- _YOUR GOAL_
Within the entries below, every line containing "screenshot" is to be copied.
++++ MATERIALS PROVIDED ++++
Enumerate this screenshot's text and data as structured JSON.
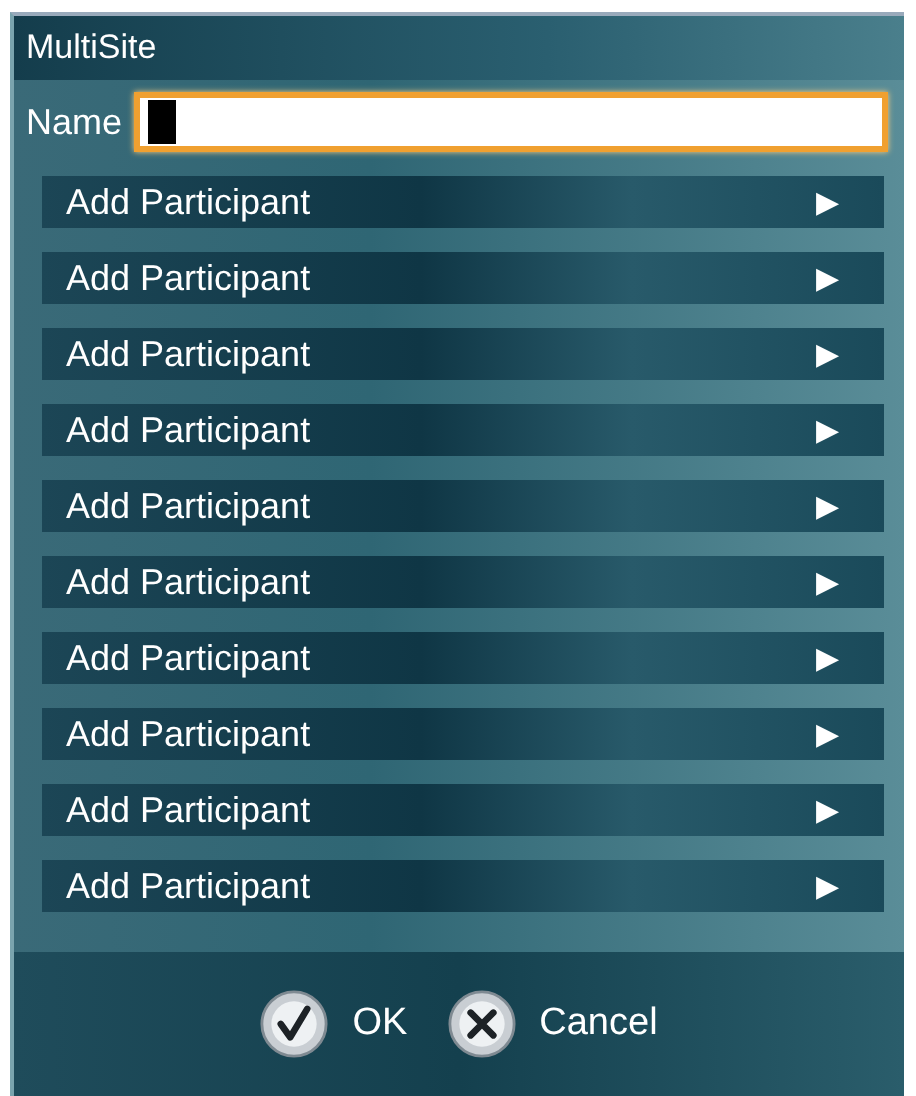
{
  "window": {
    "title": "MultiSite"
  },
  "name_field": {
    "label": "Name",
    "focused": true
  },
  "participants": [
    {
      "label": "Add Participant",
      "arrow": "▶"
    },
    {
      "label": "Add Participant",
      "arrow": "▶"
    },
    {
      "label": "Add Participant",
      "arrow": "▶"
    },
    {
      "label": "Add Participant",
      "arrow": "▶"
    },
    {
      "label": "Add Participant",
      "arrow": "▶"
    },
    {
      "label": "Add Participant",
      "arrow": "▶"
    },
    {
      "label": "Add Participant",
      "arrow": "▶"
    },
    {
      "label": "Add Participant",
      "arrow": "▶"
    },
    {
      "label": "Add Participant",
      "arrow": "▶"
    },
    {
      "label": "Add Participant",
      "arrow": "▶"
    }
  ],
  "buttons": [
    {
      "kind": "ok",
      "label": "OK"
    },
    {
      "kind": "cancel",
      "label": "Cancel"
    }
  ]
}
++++
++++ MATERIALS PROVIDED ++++
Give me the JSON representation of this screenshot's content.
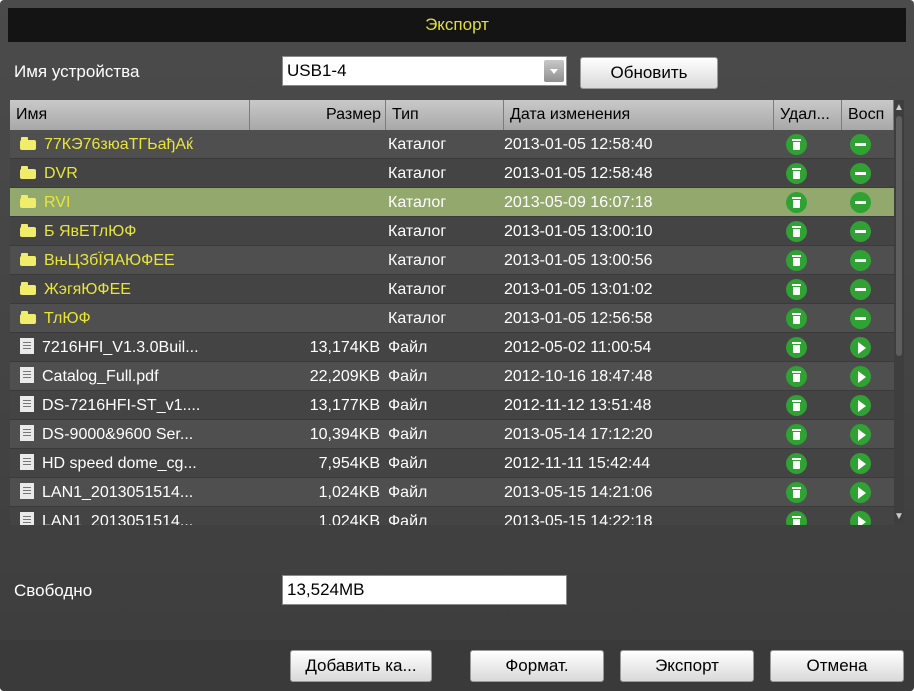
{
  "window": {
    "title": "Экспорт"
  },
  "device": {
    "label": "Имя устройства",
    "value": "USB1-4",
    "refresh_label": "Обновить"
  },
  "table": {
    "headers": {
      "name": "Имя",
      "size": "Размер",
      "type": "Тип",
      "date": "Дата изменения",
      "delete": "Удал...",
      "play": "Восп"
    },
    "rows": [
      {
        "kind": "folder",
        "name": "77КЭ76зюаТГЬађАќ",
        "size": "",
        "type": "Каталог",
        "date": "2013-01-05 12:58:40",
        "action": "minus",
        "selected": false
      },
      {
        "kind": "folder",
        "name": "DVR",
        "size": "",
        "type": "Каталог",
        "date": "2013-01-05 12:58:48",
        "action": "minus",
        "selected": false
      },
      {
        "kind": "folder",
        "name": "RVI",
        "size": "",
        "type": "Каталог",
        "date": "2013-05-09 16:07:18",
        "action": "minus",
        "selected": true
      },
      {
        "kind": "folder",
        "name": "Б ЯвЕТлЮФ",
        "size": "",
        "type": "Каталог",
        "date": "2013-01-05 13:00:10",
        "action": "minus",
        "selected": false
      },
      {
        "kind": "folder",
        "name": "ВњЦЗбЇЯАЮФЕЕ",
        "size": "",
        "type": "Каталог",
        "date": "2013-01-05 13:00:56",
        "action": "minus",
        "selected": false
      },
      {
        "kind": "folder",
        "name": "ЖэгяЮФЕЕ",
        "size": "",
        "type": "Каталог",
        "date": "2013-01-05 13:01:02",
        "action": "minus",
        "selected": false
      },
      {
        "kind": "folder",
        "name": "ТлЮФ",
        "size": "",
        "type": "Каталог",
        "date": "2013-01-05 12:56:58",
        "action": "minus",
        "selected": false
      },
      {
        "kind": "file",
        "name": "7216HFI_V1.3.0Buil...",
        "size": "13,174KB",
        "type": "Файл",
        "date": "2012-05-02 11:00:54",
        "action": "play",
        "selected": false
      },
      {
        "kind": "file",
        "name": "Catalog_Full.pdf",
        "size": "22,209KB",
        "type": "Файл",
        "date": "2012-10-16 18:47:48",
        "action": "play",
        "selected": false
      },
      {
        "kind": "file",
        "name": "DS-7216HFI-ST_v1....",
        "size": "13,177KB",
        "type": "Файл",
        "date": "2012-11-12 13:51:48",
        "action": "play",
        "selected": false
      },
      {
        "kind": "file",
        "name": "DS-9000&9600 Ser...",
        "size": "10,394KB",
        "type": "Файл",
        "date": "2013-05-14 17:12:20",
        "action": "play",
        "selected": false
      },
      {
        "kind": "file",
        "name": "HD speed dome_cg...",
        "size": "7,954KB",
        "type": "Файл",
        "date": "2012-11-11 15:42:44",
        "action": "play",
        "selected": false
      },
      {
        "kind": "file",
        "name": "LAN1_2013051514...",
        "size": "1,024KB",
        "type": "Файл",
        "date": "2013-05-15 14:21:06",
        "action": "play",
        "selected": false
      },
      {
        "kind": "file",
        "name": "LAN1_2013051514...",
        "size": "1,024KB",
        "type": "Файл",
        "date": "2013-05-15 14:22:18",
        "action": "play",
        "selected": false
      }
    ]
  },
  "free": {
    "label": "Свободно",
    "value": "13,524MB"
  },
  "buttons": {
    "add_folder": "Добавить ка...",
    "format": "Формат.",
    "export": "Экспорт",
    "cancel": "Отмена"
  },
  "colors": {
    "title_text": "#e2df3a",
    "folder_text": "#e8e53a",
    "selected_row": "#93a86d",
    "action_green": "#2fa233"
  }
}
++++
- _ANSWER BOX_
Enumerate this screenshot's text and data as structured JSON.
Give me the JSON representation of this screenshot's content.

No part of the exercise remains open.